In this way "maps" (in the way I talk about them; kmaps, mbooks, the "network of thought" maps at DebateGraph) are the way of the future for smartphones when we talk about presentation of non-fiction material. It cannot be otherwise. Well, if things so go the way I think they should.
How will this work in practice? The map will remain in the Cloud and the access system will be the browser. All very easy. I'm not a developer and don't know how to write such a system but DebateGraph has the reservoir of maps to make this a good database to work with.
It's difficult to imagine a digital publishing world based on mapping but we could head that way. We know how to read maps. We just have read non-fiction work for so long in a time-dependent way (and not a space-dependent way) that it's a wrench to start thinking in the new way.
Saturday, May 11, 2013
Tuesday, April 23, 2013
Issue-oriented non-profits, for example advocacy groups, are now submerged in the torrent of information flowing past us in the 60/60 information cycle.

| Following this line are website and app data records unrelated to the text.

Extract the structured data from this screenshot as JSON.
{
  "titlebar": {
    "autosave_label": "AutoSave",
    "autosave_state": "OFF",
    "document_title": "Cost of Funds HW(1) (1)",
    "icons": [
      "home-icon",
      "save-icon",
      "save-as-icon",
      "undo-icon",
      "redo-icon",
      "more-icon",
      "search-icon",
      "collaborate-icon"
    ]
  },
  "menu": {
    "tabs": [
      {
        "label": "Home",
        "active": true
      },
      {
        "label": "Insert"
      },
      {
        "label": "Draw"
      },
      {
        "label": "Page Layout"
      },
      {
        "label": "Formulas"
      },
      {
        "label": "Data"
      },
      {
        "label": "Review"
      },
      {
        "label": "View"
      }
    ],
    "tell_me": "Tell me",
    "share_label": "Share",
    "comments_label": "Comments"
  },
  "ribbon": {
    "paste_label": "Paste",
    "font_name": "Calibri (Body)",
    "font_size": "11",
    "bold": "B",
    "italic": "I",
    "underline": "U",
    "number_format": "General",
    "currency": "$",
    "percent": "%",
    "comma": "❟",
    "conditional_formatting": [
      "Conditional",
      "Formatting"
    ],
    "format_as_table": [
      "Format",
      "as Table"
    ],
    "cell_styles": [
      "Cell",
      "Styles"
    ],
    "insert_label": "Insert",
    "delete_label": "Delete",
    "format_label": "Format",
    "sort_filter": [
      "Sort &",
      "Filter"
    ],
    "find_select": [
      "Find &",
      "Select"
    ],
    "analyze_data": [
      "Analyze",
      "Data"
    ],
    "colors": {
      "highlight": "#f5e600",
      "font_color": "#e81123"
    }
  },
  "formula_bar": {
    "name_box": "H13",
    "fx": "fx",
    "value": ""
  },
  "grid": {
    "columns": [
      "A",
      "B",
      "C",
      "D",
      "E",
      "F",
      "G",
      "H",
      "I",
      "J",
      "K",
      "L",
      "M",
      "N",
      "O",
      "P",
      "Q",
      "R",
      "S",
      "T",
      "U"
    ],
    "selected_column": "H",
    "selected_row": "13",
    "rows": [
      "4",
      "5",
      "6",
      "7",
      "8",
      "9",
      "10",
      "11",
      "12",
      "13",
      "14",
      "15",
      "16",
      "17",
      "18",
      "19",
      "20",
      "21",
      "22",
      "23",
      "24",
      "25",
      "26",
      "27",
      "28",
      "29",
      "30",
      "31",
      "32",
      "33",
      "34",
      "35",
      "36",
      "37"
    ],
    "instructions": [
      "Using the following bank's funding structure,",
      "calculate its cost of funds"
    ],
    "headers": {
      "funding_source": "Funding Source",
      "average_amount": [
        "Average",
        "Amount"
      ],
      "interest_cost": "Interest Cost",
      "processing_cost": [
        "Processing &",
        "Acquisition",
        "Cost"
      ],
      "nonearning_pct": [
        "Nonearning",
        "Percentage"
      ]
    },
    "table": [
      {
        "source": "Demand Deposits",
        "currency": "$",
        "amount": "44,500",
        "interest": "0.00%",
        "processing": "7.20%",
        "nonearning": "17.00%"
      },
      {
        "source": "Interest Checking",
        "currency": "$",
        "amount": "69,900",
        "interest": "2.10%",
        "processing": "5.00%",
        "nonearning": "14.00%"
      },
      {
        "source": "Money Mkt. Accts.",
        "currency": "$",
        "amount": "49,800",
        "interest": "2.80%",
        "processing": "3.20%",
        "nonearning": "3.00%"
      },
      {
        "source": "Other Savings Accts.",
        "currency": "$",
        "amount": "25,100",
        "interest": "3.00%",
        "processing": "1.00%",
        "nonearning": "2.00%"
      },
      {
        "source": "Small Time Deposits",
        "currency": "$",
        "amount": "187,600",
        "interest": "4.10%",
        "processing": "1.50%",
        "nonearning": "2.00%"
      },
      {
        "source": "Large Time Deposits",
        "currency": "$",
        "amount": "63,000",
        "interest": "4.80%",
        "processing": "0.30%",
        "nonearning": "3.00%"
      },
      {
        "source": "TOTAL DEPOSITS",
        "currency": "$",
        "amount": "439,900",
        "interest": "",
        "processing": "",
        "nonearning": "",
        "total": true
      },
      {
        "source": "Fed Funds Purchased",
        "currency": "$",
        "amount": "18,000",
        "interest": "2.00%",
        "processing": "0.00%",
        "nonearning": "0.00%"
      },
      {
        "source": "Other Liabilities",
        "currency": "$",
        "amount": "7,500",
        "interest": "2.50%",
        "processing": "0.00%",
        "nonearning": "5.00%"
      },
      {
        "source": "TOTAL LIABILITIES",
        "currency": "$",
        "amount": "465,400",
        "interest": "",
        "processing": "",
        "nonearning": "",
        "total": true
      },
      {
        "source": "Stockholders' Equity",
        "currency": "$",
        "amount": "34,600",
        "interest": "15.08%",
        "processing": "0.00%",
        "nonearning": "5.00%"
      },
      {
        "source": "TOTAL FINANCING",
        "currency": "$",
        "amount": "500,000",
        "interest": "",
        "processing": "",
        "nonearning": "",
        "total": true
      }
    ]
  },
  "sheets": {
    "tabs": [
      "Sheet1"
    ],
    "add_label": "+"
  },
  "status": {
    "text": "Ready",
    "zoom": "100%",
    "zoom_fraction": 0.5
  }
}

How do they cut through the clutter and present their view of the issue they were formed around to the viewing public? I suggest they do it using DebateGraph.
For example, here is a map created for the London Conference on Cyberspace: debategraph.org/londoncc held in November 2011. It is easy to imagine an organization that works in one of the thematic debate (debategraph.org/londoncctd) areas creating its own map explaining its own view and work in these areas.